▶ [WORK TO BE COMPLETED]:
With the images removed, reproduce each entry below word for word.

--- INFORMATION ---

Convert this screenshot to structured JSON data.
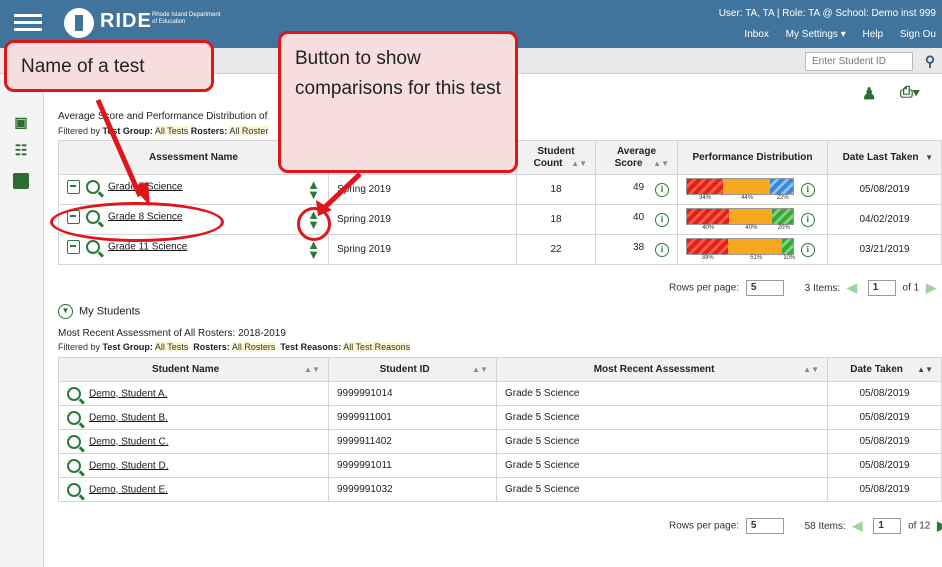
{
  "header": {
    "brand": "RIDE",
    "brand_sub": "Rhode Island Department of Education",
    "user_info": "User: TA, TA  |  Role: TA @ School: Demo inst 999",
    "links": [
      "Inbox",
      "My Settings ▾",
      "Help",
      "Sign Ou"
    ]
  },
  "student_id_input": {
    "placeholder": "Enter Student ID"
  },
  "assessments_section": {
    "title_partial": "Average Score and Performance Distribution of",
    "filter": {
      "prefix": "Filtered by",
      "group_label": "Test Group:",
      "group_value": "All Tests",
      "rosters_label": "Rosters:",
      "rosters_value": "All Roster"
    },
    "columns": [
      "Assessment Name",
      "",
      "Student Count",
      "Average Score",
      "Performance Distribution",
      "Date Last Taken"
    ],
    "rows": [
      {
        "name": "Grade 5 Science",
        "period": "Spring 2019",
        "count": "18",
        "avg": "49",
        "date": "05/08/2019",
        "dist": [
          {
            "level": "red",
            "pct": 34,
            "label": "34%"
          },
          {
            "level": "yel",
            "pct": 44,
            "label": "44%"
          },
          {
            "level": "blu",
            "pct": 22,
            "label": "22%"
          }
        ]
      },
      {
        "name": "Grade 8 Science",
        "period": "Spring 2019",
        "count": "18",
        "avg": "40",
        "date": "04/02/2019",
        "dist": [
          {
            "level": "red",
            "pct": 40,
            "label": "40%"
          },
          {
            "level": "yel",
            "pct": 40,
            "label": "40%"
          },
          {
            "level": "grn",
            "pct": 20,
            "label": "20%"
          }
        ]
      },
      {
        "name": "Grade 11 Science",
        "period": "Spring 2019",
        "count": "22",
        "avg": "38",
        "date": "03/21/2019",
        "dist": [
          {
            "level": "red",
            "pct": 39,
            "label": "39%"
          },
          {
            "level": "yel",
            "pct": 51,
            "label": "51%"
          },
          {
            "level": "grn",
            "pct": 10,
            "label": "10%"
          }
        ]
      }
    ],
    "pager": {
      "rows_label": "Rows per page:",
      "rows_value": "5",
      "items": "3 Items:",
      "page": "1",
      "of": "of 1"
    }
  },
  "students_section": {
    "title": "My Students",
    "subtitle": "Most Recent Assessment of All Rosters: 2018-2019",
    "filter": {
      "prefix": "Filtered by",
      "group_label": "Test Group:",
      "group_value": "All Tests",
      "rosters_label": "Rosters:",
      "rosters_value": "All Rosters",
      "reasons_label": "Test Reasons:",
      "reasons_value": "All Test Reasons"
    },
    "columns": [
      "Student Name",
      "Student ID",
      "Most Recent Assessment",
      "Date Taken"
    ],
    "rows": [
      {
        "name": "Demo, Student A.",
        "id": "9999991014",
        "assessment": "Grade 5 Science",
        "date": "05/08/2019"
      },
      {
        "name": "Demo, Student B.",
        "id": "9999911001",
        "assessment": "Grade 5 Science",
        "date": "05/08/2019"
      },
      {
        "name": "Demo, Student C.",
        "id": "9999911402",
        "assessment": "Grade 5 Science",
        "date": "05/08/2019"
      },
      {
        "name": "Demo, Student D.",
        "id": "9999991011",
        "assessment": "Grade 5 Science",
        "date": "05/08/2019"
      },
      {
        "name": "Demo, Student E.",
        "id": "9999991032",
        "assessment": "Grade 5 Science",
        "date": "05/08/2019"
      }
    ],
    "pager": {
      "rows_label": "Rows per page:",
      "rows_value": "5",
      "items": "58 Items:",
      "page": "1",
      "of": "of 12"
    }
  },
  "callouts": {
    "name_of_test": "Name of a test",
    "compare_button": "Button to show comparisons for this test"
  },
  "colors": {
    "header": "#41749c",
    "accent_green": "#2c7a3a",
    "callout_red": "#e0141b"
  }
}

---

▶ [EXERCISE OUTPUT]:
Convert this screenshot to structured JSON data.
{
  "header": {
    "brand": "RIDE",
    "brand_sub": "Rhode Island Department of Education",
    "user_info": "User: TA, TA  |  Role: TA @ School: Demo inst 999",
    "links": [
      "Inbox",
      "My Settings ▾",
      "Help",
      "Sign Ou"
    ]
  },
  "student_id_input": {
    "placeholder": "Enter Student ID"
  },
  "assessments_section": {
    "title_partial": "Average Score and Performance Distribution of",
    "filter": {
      "prefix": "Filtered by",
      "group_label": "Test Group:",
      "group_value": "All Tests",
      "rosters_label": "Rosters:",
      "rosters_value": "All Roster"
    },
    "columns": [
      "Assessment Name",
      "",
      "Student Count",
      "Average Score",
      "Performance Distribution",
      "Date Last Taken"
    ],
    "rows": [
      {
        "name": "Grade 5 Science",
        "period": "Spring 2019",
        "count": "18",
        "avg": "49",
        "date": "05/08/2019",
        "dist": [
          {
            "level": "red",
            "pct": 34,
            "label": "34%"
          },
          {
            "level": "yel",
            "pct": 44,
            "label": "44%"
          },
          {
            "level": "blu",
            "pct": 22,
            "label": "22%"
          }
        ]
      },
      {
        "name": "Grade 8 Science",
        "period": "Spring 2019",
        "count": "18",
        "avg": "40",
        "date": "04/02/2019",
        "dist": [
          {
            "level": "red",
            "pct": 40,
            "label": "40%"
          },
          {
            "level": "yel",
            "pct": 40,
            "label": "40%"
          },
          {
            "level": "grn",
            "pct": 20,
            "label": "20%"
          }
        ]
      },
      {
        "name": "Grade 11 Science",
        "period": "Spring 2019",
        "count": "22",
        "avg": "38",
        "date": "03/21/2019",
        "dist": [
          {
            "level": "red",
            "pct": 39,
            "label": "39%"
          },
          {
            "level": "yel",
            "pct": 51,
            "label": "51%"
          },
          {
            "level": "grn",
            "pct": 10,
            "label": "10%"
          }
        ]
      }
    ],
    "pager": {
      "rows_label": "Rows per page:",
      "rows_value": "5",
      "items": "3 Items:",
      "page": "1",
      "of": "of 1"
    }
  },
  "students_section": {
    "title": "My Students",
    "subtitle": "Most Recent Assessment of All Rosters: 2018-2019",
    "filter": {
      "prefix": "Filtered by",
      "group_label": "Test Group:",
      "group_value": "All Tests",
      "rosters_label": "Rosters:",
      "rosters_value": "All Rosters",
      "reasons_label": "Test Reasons:",
      "reasons_value": "All Test Reasons"
    },
    "columns": [
      "Student Name",
      "Student ID",
      "Most Recent Assessment",
      "Date Taken"
    ],
    "rows": [
      {
        "name": "Demo, Student A.",
        "id": "9999991014",
        "assessment": "Grade 5 Science",
        "date": "05/08/2019"
      },
      {
        "name": "Demo, Student B.",
        "id": "9999911001",
        "assessment": "Grade 5 Science",
        "date": "05/08/2019"
      },
      {
        "name": "Demo, Student C.",
        "id": "9999911402",
        "assessment": "Grade 5 Science",
        "date": "05/08/2019"
      },
      {
        "name": "Demo, Student D.",
        "id": "9999991011",
        "assessment": "Grade 5 Science",
        "date": "05/08/2019"
      },
      {
        "name": "Demo, Student E.",
        "id": "9999991032",
        "assessment": "Grade 5 Science",
        "date": "05/08/2019"
      }
    ],
    "pager": {
      "rows_label": "Rows per page:",
      "rows_value": "5",
      "items": "58 Items:",
      "page": "1",
      "of": "of 12"
    }
  },
  "callouts": {
    "name_of_test": "Name of a test",
    "compare_button": "Button to show comparisons for this test"
  },
  "colors": {
    "header": "#41749c",
    "accent_green": "#2c7a3a",
    "callout_red": "#e0141b"
  }
}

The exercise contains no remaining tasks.